Recent political tumult and the election of Donald Trump to the U.S. presidency have driven anxious commentators to lament the collapse of a post-1945 liberal world order. Invoking the supposed institution building and multilateralism of the last 70 years, the order’s defenders urge U.S. leaders to restore a battered tradition, uphold economic and security commitments, and promote liberal values. Others caution that nostalgia has obscured our understanding of the old order’s hard edges and its shortcomings, and has forestalled a serious assessment of the changes that will be needed going forward.

War State, Trauma State: Why Afghanistan Remains Stuck in Conflict

In a new paper, Cato’s Erik Goepner rigorously analyzes the impact that 40 years of uninterrupted war has had on the population of Afghanistan. Goepner contends that the country is caught in a vicious cycle whereby war causes trauma, which drives more war, and concludes that there is little America can do to substantially improve the situation in Afghanistan.

Remembrance of War as Warning

There are a proliferation of war memorials in our nation’s capital, and a proliferation of young Americans sent abroad to fight in the years since 9/11. As work begins on the National Desert Storm and Desert Shield Memorial, Cato’s Director of Foreign Policy Studies Christopher Preble remarks how the memorials are a sign that America is in the business of war, and suggests instead to erect memorials to those who got us out of, and kept us out of, these wars.

Cato Studies

Of Special Note

Our Foreign Policy Choices

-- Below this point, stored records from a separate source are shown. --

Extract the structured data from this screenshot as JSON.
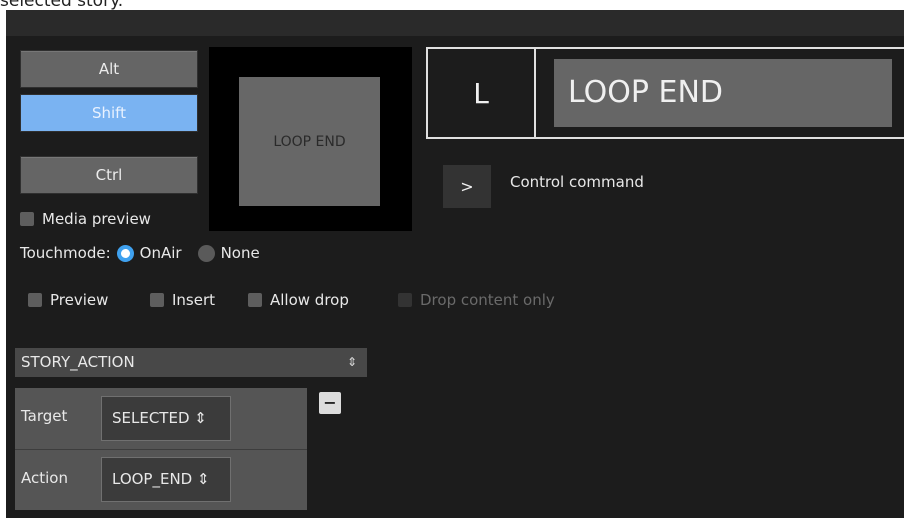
{
  "caption": "selected story.",
  "modifiers": {
    "alt": "Alt",
    "shift": "Shift",
    "ctrl": "Ctrl"
  },
  "media_preview_label": "Media preview",
  "preview_tile_text": "LOOP END",
  "touchmode": {
    "label": "Touchmode:",
    "option_onair": "OnAir",
    "option_none": "None",
    "selected": "OnAir"
  },
  "options": {
    "preview": "Preview",
    "insert": "Insert",
    "allow_drop": "Allow drop",
    "drop_content_only": "Drop content only"
  },
  "shortcut": {
    "key": "L",
    "name": "LOOP END"
  },
  "command": {
    "button": ">",
    "label": "Control command"
  },
  "action_type": {
    "value": "STORY_ACTION",
    "arrows": "⇕"
  },
  "params": [
    {
      "label": "Target",
      "value": "SELECTED ⇕"
    },
    {
      "label": "Action",
      "value": "LOOP_END ⇕"
    }
  ],
  "remove_button": "−",
  "colors": {
    "accent": "#7ab3f2",
    "radio": "#3fa1ef",
    "panel_bg": "#1c1c1c"
  }
}
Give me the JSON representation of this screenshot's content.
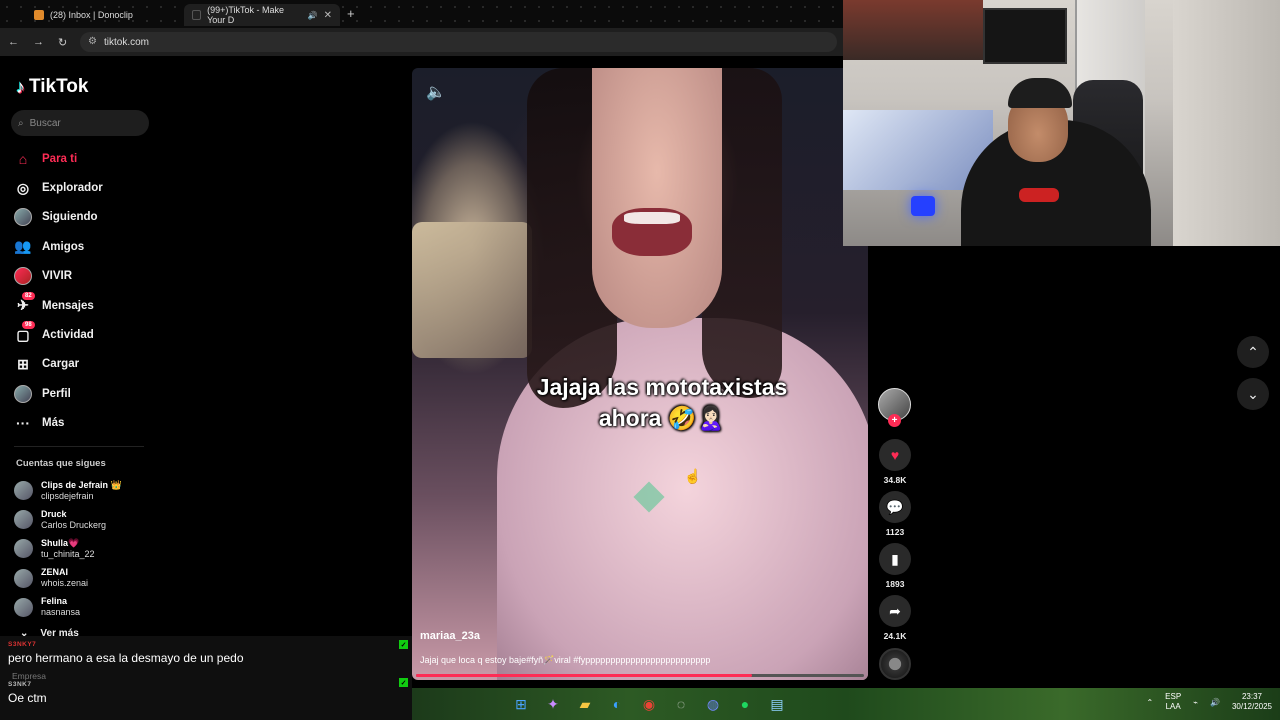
{
  "browser": {
    "tabs": [
      {
        "label": "(28) Inbox | Donoclip"
      },
      {
        "label": "(99+)TikTok - Make Your D"
      }
    ],
    "url": "tiktok.com"
  },
  "sidebar": {
    "brand": "TikTok",
    "search_placeholder": "Buscar",
    "nav": [
      {
        "label": "Para ti",
        "icon": "home-icon"
      },
      {
        "label": "Explorador",
        "icon": "compass-icon"
      },
      {
        "label": "Siguiendo",
        "icon": "following-avatar"
      },
      {
        "label": "Amigos",
        "icon": "friends-icon"
      },
      {
        "label": "VIVIR",
        "icon": "live-avatar"
      },
      {
        "label": "Mensajes",
        "icon": "messages-icon",
        "badge": "82"
      },
      {
        "label": "Actividad",
        "icon": "activity-icon",
        "badge": "98"
      },
      {
        "label": "Cargar",
        "icon": "upload-icon"
      },
      {
        "label": "Perfil",
        "icon": "profile-avatar"
      },
      {
        "label": "Más",
        "icon": "more-icon"
      }
    ],
    "following_title": "Cuentas que sigues",
    "accounts": [
      {
        "name": "Clips de Jefrain 👑",
        "handle": "clipsdejefrain"
      },
      {
        "name": "Druck",
        "handle": "Carlos Druckerg"
      },
      {
        "name": "Shulla💗",
        "handle": "tu_chinita_22"
      },
      {
        "name": "ZENAI",
        "handle": "whois.zenai"
      },
      {
        "name": "Felina",
        "handle": "nasnansa"
      }
    ],
    "see_more": "Ver más"
  },
  "chat": {
    "messages": [
      {
        "user": "S3NKY7",
        "text": "pero hermano a esa la desmayo de un pedo"
      },
      {
        "user": "S3NK7",
        "text": "Oe ctm"
      }
    ],
    "sub_label": "Empresa"
  },
  "video": {
    "caption_line1": "Jajaja las mototaxistas",
    "caption_line2": "ahora 🤣🙎🏻‍♀️",
    "username": "mariaa_23a",
    "description": "Jajaj que loca q estoy baje#fyñ🪄viral #fyppppppppppppppppppppppppp",
    "progress": 0.75
  },
  "actions": {
    "likes": "34.8K",
    "comments": "1123",
    "saves": "1893",
    "shares": "24.1K"
  },
  "taskbar": {
    "lang_top": "ESP",
    "lang_bottom": "LAA",
    "time": "23:37",
    "date": "30/12/2025"
  },
  "colors": {
    "accent": "#fe2c55",
    "bg": "#000000"
  }
}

The world today is certainly safer for Americans than it was under the existential threat posed by the Soviet Union. But the world is undoubtedly more complex, as nonstate actors, shifting alliances, and diverse domestic political factors complicate U.S. foreign policy. A robust debate on America’s foreign policy choices is urgently needed.


Confronting “Isolationism”

Some interventionists have characterized Cato’s views as “isolationist,” but that is inaccurate. In fact, Cato scholars argue that the United States should be an example of the principles of liberty, democracy, and human rights, not their armed vindicator abroad. This page includes several articles by Cato scholars as well as a few by outside experts showing that the “isolationist” slur is inappropriate.


The Cyberskeptics

In the last few years, concerns about cybercrime, cyberterrorism, and cyberwar have escalated dramatically in the United States. Billions of dollars are being thrown at these problems, and most of the discussion is alarmist in the extreme. This page challenges the assumption that cyberdoom is approaching.

New Podcast: Power Problems

New Podcast: Power Problems

Power Problems is a bi-weekly podcast from the Cato Institute. Hosts Trevor Thrall and Emma Ashford offer a skeptical take on U.S. foreign policy, and discuss today’s big questions in international security with guests from across the political spectrum. Follow the conversation on Twitter with the hashtag #FPPowerProblems.